Record set
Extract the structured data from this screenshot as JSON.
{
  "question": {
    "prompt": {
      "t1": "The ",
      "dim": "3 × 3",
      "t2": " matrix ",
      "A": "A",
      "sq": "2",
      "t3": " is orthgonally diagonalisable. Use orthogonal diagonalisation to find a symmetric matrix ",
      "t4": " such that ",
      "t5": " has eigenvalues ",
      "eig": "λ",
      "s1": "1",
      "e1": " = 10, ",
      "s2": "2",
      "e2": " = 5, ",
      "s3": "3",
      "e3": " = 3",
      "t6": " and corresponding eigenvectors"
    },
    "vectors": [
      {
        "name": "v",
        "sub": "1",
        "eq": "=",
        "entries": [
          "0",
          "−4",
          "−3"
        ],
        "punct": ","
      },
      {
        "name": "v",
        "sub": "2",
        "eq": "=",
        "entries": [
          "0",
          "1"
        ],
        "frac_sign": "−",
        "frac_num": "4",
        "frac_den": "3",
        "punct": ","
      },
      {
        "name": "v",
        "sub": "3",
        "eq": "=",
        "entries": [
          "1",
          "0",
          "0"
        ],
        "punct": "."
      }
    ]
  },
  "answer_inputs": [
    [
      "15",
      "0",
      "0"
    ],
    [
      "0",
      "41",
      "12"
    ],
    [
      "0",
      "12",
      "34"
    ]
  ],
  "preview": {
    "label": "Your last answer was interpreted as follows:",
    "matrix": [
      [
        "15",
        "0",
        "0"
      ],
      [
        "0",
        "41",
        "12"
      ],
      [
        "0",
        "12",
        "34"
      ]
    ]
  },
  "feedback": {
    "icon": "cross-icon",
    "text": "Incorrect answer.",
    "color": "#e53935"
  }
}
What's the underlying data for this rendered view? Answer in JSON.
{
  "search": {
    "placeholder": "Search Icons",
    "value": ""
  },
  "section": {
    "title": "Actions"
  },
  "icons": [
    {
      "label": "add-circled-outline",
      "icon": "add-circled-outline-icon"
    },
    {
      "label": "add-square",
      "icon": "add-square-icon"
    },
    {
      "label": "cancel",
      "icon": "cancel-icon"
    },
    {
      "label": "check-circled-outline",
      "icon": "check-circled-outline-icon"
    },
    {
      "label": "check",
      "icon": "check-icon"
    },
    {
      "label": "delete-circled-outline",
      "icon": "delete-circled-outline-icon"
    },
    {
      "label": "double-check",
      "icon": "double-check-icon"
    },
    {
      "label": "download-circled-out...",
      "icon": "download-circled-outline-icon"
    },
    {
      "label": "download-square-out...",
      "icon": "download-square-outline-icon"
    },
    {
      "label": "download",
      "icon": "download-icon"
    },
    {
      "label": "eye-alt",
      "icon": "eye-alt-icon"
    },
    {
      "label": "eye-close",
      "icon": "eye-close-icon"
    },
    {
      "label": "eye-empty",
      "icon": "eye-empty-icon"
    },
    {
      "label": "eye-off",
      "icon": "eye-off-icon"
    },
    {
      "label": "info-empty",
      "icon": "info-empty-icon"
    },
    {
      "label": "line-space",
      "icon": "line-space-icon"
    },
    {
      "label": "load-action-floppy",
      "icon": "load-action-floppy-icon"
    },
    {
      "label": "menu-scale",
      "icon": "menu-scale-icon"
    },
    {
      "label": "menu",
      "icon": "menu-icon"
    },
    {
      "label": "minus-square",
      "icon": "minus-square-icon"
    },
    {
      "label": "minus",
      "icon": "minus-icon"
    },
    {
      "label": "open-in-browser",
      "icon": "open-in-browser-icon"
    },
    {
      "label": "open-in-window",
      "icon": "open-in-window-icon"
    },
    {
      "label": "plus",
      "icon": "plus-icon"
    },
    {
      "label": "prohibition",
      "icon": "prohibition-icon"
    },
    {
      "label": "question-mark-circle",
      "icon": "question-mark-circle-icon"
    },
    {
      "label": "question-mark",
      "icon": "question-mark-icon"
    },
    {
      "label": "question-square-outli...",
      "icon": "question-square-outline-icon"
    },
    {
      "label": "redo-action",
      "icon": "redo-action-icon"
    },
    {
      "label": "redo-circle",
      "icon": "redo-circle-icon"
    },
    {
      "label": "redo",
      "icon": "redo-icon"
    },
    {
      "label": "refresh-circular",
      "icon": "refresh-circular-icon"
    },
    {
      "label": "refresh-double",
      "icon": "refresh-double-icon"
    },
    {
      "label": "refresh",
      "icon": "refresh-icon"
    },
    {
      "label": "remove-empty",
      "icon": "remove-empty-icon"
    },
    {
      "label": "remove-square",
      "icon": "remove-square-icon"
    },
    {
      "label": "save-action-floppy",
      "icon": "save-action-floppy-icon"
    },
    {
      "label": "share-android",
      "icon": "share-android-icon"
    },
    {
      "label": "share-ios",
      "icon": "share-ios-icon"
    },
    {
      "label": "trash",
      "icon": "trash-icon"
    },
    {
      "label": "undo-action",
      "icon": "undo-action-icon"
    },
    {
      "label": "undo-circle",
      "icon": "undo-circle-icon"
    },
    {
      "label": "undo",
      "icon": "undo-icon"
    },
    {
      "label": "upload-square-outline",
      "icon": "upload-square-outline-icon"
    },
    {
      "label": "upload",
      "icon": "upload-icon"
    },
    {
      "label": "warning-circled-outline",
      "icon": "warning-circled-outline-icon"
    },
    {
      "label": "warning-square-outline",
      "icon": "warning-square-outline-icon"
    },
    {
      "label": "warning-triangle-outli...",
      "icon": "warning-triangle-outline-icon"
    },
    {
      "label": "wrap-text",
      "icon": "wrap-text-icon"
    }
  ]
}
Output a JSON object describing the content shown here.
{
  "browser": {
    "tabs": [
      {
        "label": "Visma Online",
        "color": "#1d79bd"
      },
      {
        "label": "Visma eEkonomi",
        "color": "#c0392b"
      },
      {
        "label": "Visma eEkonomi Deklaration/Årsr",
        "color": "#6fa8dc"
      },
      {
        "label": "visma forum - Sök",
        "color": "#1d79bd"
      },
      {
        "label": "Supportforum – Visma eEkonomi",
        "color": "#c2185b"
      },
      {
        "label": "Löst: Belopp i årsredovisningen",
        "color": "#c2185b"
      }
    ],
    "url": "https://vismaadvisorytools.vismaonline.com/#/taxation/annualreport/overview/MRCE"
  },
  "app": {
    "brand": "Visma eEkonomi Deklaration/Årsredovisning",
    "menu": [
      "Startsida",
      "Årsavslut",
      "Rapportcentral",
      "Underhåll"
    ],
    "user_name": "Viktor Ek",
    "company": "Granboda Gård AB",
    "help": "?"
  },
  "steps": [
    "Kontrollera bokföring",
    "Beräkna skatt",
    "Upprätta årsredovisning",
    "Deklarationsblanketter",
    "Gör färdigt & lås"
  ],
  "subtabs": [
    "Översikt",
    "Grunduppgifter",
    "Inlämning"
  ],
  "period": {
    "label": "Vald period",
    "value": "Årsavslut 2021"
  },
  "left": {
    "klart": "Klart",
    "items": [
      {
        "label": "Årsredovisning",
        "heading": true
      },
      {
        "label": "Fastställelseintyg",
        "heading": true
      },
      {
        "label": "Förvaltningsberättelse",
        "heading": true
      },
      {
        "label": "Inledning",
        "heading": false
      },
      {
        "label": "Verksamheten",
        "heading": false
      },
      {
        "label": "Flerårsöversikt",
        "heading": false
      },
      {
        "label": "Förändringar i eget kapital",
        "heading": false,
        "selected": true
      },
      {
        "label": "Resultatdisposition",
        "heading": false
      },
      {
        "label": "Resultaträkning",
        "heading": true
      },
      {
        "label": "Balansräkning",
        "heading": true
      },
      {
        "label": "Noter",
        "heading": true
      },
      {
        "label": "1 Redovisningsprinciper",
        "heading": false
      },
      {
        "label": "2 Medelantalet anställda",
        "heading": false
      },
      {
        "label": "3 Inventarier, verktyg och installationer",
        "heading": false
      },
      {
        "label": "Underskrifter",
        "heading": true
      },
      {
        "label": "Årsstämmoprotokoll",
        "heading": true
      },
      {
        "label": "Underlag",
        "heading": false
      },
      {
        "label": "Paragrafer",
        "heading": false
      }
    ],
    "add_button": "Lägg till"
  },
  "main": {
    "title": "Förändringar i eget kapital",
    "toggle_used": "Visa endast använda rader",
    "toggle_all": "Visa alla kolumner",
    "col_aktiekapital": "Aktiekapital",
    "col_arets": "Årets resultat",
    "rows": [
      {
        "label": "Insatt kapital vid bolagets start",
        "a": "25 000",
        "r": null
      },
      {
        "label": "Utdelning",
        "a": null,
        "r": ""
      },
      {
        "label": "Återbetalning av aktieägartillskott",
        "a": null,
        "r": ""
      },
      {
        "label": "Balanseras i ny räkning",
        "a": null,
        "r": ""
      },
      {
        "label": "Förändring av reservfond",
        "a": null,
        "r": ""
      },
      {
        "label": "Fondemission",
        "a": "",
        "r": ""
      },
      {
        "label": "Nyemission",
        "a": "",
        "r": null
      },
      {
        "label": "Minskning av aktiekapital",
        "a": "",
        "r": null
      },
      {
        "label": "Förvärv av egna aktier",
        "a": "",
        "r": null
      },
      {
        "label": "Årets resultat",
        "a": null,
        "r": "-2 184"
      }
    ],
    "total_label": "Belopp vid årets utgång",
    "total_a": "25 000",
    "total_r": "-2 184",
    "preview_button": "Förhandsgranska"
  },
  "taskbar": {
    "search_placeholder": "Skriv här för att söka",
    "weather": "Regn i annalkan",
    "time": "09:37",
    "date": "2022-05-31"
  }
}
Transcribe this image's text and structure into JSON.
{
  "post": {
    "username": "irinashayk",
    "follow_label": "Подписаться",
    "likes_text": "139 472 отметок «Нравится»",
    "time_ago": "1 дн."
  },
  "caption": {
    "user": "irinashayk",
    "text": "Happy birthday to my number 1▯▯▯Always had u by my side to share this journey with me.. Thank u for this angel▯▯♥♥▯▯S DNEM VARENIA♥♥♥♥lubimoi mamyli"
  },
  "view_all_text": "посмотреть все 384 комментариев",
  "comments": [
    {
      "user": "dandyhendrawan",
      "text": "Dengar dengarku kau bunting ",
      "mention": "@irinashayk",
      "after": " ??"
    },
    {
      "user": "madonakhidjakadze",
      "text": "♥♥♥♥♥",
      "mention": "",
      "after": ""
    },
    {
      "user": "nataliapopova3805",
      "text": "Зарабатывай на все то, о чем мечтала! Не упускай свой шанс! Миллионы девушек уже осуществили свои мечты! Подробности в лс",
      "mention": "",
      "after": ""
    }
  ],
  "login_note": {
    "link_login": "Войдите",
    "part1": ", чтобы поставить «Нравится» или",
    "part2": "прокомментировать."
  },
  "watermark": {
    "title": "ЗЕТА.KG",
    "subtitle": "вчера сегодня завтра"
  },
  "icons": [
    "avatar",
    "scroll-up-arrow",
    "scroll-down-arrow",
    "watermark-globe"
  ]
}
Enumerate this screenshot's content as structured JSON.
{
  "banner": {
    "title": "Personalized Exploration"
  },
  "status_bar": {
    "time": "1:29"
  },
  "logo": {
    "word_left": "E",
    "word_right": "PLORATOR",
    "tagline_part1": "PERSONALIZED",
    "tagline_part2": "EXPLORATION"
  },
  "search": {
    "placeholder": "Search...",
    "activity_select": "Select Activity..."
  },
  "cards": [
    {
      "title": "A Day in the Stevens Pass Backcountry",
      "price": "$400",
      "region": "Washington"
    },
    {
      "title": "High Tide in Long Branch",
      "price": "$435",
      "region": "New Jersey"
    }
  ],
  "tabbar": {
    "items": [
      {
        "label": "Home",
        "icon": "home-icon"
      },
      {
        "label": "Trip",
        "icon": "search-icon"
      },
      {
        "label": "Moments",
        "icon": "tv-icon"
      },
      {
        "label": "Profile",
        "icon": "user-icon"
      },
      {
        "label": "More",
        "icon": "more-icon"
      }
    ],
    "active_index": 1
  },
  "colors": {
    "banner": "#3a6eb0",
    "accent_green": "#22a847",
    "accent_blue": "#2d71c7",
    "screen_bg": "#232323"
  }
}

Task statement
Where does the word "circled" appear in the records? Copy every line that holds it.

Completed exercise
      "label": "add-circled-outline",
      "icon": "add-circled-outline-icon"
      "label": "check-circled-outline",
      "icon": "check-circled-outline-icon"
      "label": "delete-circled-outline",
      "icon": "delete-circled-outline-icon"
      "label": "download-circled-out...",
      "icon": "download-circled-outline-icon"
      "label": "warning-circled-outline",
      "icon": "warning-circled-outline-icon"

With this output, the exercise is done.